If you have been working from home during the COVID-19 pandemic, you will need to calculate your deductible work-related expenses. This could make lodging your tax return more challenging this year. Did you know that the Australian Taxation Office (ATO) have introduced a temporary shortcut method, which may help you calculate your deductible work-related expenses with minimal record keeping requirements?
This method is only available from 1 March to 30 September 2020 (extended from 30 June), which means it can be used to calculate your working from home expenses for the periods from:
- 1 March 2020 to 30 June 2020 in the 2019-20 income year, and
- 1 July 2020 to 30 September 2020 in the 2020-21 income year.
The ATO may extend this period, depending on when work patterns return to normal.
The shortcut method allows you to claim 80 cents per hour for all deductible work-related expenses incurred as a result of working from home as long as you:
- were working from home to fulfil your employment duties and not just carrying out minimal tasks such as occasionally checking emails or taking calls;
- incurred additional running expenses as a result of working from home.
To claim a deduction for working from home, all of the following must apply:
- you must have spent the money;
- the expense must be directly related to earning your income;
- you must have a record to prove it.
Expenses you can claim
If you work from home, you will be able to claim a deduction for the additional expenses you incur, which include:
- electricity expenses associated with heating, cooling and lighting the area from which you are working and running items you are using for work;
- cleaning costs for a dedicated work area;
- phone and internet expenses;
- computer consumables, such as printer paper, ink and stationery;
- home office equipment, including computers, printers, phones, furniture and furnishings - you can claim either the full cost of items up to $300 or the decline in value for items over $300.
You do not have to incur all of these expenses to use the shortcut method, but you must have incurred additional running expenses in some of the above categories when working from home.
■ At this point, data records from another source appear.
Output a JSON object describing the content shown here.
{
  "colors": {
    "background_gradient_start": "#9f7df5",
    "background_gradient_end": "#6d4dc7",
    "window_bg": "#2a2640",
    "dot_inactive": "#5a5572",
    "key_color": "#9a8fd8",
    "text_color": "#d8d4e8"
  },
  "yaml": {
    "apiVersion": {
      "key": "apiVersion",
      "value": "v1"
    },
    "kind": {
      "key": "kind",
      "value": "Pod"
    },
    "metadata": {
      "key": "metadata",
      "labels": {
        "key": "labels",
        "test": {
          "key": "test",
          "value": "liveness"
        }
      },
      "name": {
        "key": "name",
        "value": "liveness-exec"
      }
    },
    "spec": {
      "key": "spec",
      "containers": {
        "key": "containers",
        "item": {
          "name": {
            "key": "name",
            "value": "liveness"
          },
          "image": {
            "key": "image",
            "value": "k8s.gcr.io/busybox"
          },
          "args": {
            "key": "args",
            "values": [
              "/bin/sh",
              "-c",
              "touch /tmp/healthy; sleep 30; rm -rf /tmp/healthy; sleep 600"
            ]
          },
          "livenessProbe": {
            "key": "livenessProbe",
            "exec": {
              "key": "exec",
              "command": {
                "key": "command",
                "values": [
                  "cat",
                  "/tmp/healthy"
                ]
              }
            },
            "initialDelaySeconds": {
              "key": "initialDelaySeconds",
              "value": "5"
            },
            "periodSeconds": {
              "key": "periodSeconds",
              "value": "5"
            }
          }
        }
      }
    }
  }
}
While you do not need to have a dedicated work area, you must keep a record, such as a diary or timesheet, of the number of hours you have worked from home.
Expenses you cannot claim
While working from home you cannot claim:
- the cost of coffee, tea, milk and other household items your employer may have otherwise provided for you at work;
- costs relating to children and their education, including home schooling costs or buying equipment such as iPads and desks;
- items for which you’re reimbursed, paid directly by your employer or the decline in value of items provided by your employer – for example, a laptop or phone;
- time spent not working, such as your lunch break or home schooling your children.
Employees generally cannot claim occupancy expenses such as rent, mortgage interest, water and rates.
Please note that if you use the shortcut method, you cannot claim any other expenses for working from home for that period. You do not have to choose the shortcut method. You could opt for either the fixed rate (52 cents) or actual cost methods instead. You can use the method that will give you the best outcome, as long as you meet the criteria and record keeping requirements for your chosen method.
This article has been directly sourced from the ATO website, the full article is available here. Please visit the ATO’s website ato.gov.au for further information. Should you require specific tax advice for your personal circumstances, please refer to a registered tax professional.